In his 2005 Year End Report on the Judiciary, Chief Justice John G.
Roberts, Jr., said that the Judiciary is required to pay a large and
ever-increasing portion of its budget as rent to another part of the
government—GSA—spending almost 16 percent of its total budget. Only 3 percent of
the Department of Justice budget goes toward GSA rent, and the Executive Branch
as a whole spends less than two-tenths of one percent of its budget on GSA
“During fiscal year 2005, the Judiciary paid $926 million to GSA in rent,
even though GSA’s actual cost for providing space to the Judiciary was $426
million,” said the Chief Justice. “The disparity between the Judiciary’s rent
and that of other government agencies, and between the cost to GSA of providing
space and the amount charged to the Judiciary, is unfair. The federal Judiciary
cannot continue to serve as a profit center for GSA.”
Sensenbrenner noted that soaring GSA rent payments have compelled the federal
courts to make difficult choices, including a decision over 18 months to reduce
employee ranks by 1,850 positions.
Sensenbrenner also said there was little doubt that without Congressional
action, the budgetary pressures from rising rental costs on the Judiciary would
result in the loss of further court personnel.
“As chairman of the Judiciary Committee,” said Sensenbrenner, “I believe
Congress has a duty to act to ensure the fair, efficient, and equitable

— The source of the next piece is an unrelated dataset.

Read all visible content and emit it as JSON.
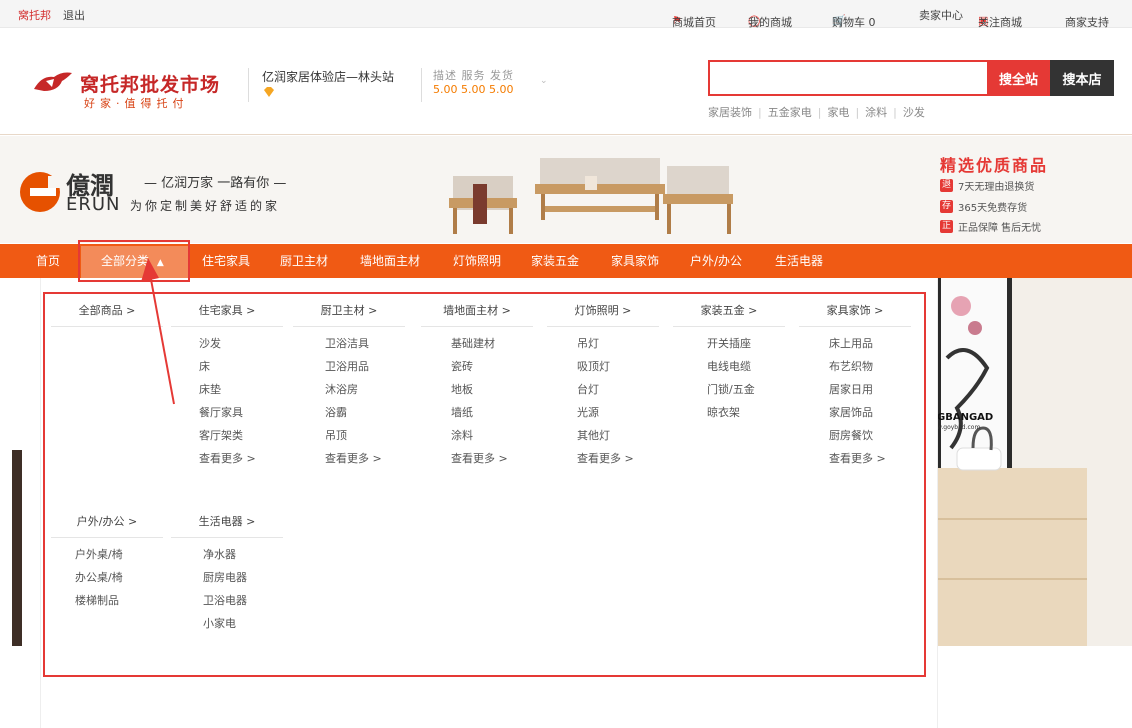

adjudication of all legitimate issues brought before the courts. The use of the
courts as a ‘profit center’ can no longer be tolerated.”